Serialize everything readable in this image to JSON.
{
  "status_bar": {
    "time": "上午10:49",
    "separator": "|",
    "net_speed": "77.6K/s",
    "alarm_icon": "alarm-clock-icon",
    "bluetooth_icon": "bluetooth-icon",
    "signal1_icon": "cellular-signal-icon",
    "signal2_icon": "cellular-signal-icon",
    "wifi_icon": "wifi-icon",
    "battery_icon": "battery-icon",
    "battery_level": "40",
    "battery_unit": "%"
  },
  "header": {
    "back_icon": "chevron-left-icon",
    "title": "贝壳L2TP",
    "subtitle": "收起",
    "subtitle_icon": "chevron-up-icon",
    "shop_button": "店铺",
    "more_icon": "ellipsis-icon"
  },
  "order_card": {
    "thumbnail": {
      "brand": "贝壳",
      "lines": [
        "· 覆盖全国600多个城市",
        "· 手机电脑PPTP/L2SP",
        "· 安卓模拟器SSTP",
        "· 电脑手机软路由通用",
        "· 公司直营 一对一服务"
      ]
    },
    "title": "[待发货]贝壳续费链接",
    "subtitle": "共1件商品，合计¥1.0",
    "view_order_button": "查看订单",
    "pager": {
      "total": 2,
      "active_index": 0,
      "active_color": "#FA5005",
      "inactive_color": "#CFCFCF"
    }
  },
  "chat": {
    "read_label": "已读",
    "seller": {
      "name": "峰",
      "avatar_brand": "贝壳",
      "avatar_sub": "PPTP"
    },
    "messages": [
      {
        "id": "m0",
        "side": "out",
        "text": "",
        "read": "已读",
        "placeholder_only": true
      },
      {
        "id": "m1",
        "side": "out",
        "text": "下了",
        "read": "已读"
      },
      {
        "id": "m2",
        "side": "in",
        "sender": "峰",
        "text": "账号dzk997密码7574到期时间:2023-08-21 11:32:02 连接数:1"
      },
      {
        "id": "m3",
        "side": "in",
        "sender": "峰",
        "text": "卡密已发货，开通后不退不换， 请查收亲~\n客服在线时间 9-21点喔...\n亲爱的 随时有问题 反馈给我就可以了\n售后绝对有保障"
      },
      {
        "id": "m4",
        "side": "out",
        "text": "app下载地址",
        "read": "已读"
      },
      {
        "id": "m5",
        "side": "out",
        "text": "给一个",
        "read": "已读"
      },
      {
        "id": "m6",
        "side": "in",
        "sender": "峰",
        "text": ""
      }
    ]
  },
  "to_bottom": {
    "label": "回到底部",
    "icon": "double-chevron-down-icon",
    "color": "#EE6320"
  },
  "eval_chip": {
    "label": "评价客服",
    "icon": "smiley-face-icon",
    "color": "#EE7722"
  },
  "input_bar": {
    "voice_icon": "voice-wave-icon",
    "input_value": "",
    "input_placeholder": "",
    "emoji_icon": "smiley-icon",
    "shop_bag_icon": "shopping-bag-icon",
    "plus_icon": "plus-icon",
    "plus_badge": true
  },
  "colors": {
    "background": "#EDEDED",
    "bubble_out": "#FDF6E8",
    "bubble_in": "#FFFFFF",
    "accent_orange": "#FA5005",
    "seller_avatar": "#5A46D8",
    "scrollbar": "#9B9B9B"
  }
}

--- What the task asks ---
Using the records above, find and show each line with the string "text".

--- Response for this exercise ---
        "text": "",
        "text": "下了",
        "text": "账号dzk997密码7574到期时间:2023-08-21 11:32:02 连接数:1"
        "text": "卡密已发货，开通后不退不换， 请查收亲~\n客服在线时间 9-21点喔...\n亲爱的 随时有问题 反馈给我就可以了\n售后绝对有保障"
        "text": "app下载地址",
        "text": "给一个",
        "text": ""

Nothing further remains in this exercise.